SERVANTS
Few Europeans can finance the two month Atlantic crossing to the New World. The indentured servant system offers an opportunity to the desperate and the daring. There are three classes of indentured servants. The first are the free-willers, or redemptioners, those who want to go to America but lack money. Then, there are those forced into servitude to escape poverty, or religious persecution. And lastly, there are convicts. In return for transportation and maintenance, all three groups work for between four to seven years as labourers. At the end of their term, they receive "freedom dues" of cash, clothing, tools and land.

But indentured servitude proves unsustainable. By 1650 the best lands in the tidewater regions of Virginia are already in the hands of wealthy plantation families. However, their former servants now own their own land, and improving economic conditions in England means there are fewer, and fewer replacements. The solution to this problem lay with a new group of arrivals.

SLAVES
Amongst the 1000 new settlers of Jamestown in 1619, are 20 from Angola. Brought by Dutch traders, initially, their status is similar to indentured servants and, indeed, some do go on to own their own land. In 1650, one of them, Anthony Johnson, is recorded as a freeman owning cattle and 250 acres.

In 1654, John Casor, an African, becomes the first legally recognized slave in America. A court in Northampton County rules him property for life. In 1662, Virginia passes a law stating any children of an enslaved mother will follow her status and automatically become slaves, even if the father is a freeborn Englishman. Undoubtedly, this law is designed to free whites from legal responsibility for their mixed race children. After some blacks join in Bacon’s failed 1676 rebellion, the race is singled out for slavery and the Virginia Slave codes of 1705 further define the status of slaves as those people imported from nations that were not Christian.
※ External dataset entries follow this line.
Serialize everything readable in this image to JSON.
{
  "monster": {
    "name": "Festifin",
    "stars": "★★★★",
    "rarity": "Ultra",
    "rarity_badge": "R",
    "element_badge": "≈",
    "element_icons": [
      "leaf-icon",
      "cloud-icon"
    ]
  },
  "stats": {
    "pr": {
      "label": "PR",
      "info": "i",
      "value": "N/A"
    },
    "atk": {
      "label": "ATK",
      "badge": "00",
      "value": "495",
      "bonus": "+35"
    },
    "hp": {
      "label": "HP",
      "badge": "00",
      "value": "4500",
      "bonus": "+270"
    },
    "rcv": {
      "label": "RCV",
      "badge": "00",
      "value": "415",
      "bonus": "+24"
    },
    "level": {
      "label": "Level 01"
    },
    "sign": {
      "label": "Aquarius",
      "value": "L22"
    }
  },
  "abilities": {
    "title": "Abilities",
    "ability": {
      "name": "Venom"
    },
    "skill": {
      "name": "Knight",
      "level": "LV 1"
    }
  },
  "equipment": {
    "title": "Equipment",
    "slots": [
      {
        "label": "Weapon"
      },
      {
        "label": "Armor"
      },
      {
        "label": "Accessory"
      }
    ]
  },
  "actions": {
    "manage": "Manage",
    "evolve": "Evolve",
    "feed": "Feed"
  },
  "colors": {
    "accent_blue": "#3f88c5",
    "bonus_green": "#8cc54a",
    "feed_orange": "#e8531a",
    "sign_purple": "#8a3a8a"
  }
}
THE SLAVE TRIANGLE
Racial inequality is backed by the British Empire and its slave triangle. Manufactured goods from Britain are exchanged for slaves from Africa. Those slaves are then transported to America, and exchanged for raw goods such as fish, tobacco, sugar and eventually, cotton. These goods, produced on the plantations by slavery, are then shipped back to Britain. Between 1700 and 1800, more than quarter of million Africans are brought to America, more than any other immigrant group combined. Some of the Founding Fathers of America will be slave-owners.